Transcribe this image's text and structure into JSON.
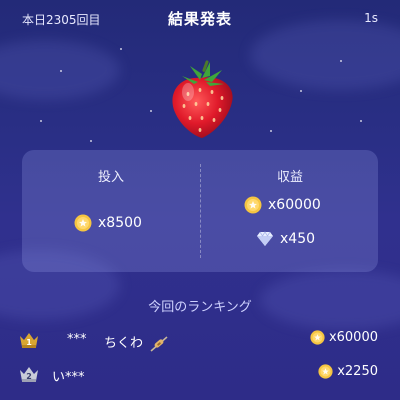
{
  "header": {
    "round_label": "本日2305回目",
    "title": "結果発表",
    "timer": "1s"
  },
  "result": {
    "fruit_icon": "strawberry-icon"
  },
  "summary": {
    "bet_heading": "投入",
    "bet_amount": "x8500",
    "earnings_heading": "収益",
    "earnings_coins": "x60000",
    "earnings_diamonds": "x450"
  },
  "ranking": {
    "title": "今回のランキング",
    "rows": [
      {
        "rank": "1",
        "name_prefix": "***",
        "name": "ちくわ",
        "name_icon": "chikuwa-skewer-icon",
        "amount": "x60000"
      },
      {
        "rank": "2",
        "name_prefix": "",
        "name": "い***",
        "name_icon": "",
        "amount": "x2250"
      }
    ]
  },
  "colors": {
    "background_top": "#232a78",
    "background_bottom": "#2e2c88",
    "card": "#8f98dc",
    "coin_gold": "#f5c542",
    "rank1_gold": "#d9a632",
    "rank2_silver": "#c9ccd8",
    "ranking_title": "#cfd2ff"
  }
}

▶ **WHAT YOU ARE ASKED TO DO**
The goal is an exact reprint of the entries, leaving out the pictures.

▶ **RESPONSE**
Transcribe this image's text and structure into JSON.
{
  "header": {
    "round_label": "本日2305回目",
    "title": "結果発表",
    "timer": "1s"
  },
  "result": {
    "fruit_icon": "strawberry-icon"
  },
  "summary": {
    "bet_heading": "投入",
    "bet_amount": "x8500",
    "earnings_heading": "収益",
    "earnings_coins": "x60000",
    "earnings_diamonds": "x450"
  },
  "ranking": {
    "title": "今回のランキング",
    "rows": [
      {
        "rank": "1",
        "name_prefix": "***",
        "name": "ちくわ",
        "name_icon": "chikuwa-skewer-icon",
        "amount": "x60000"
      },
      {
        "rank": "2",
        "name_prefix": "",
        "name": "い***",
        "name_icon": "",
        "amount": "x2250"
      }
    ]
  },
  "colors": {
    "background_top": "#232a78",
    "background_bottom": "#2e2c88",
    "card": "#8f98dc",
    "coin_gold": "#f5c542",
    "rank1_gold": "#d9a632",
    "rank2_silver": "#c9ccd8",
    "ranking_title": "#cfd2ff"
  }
}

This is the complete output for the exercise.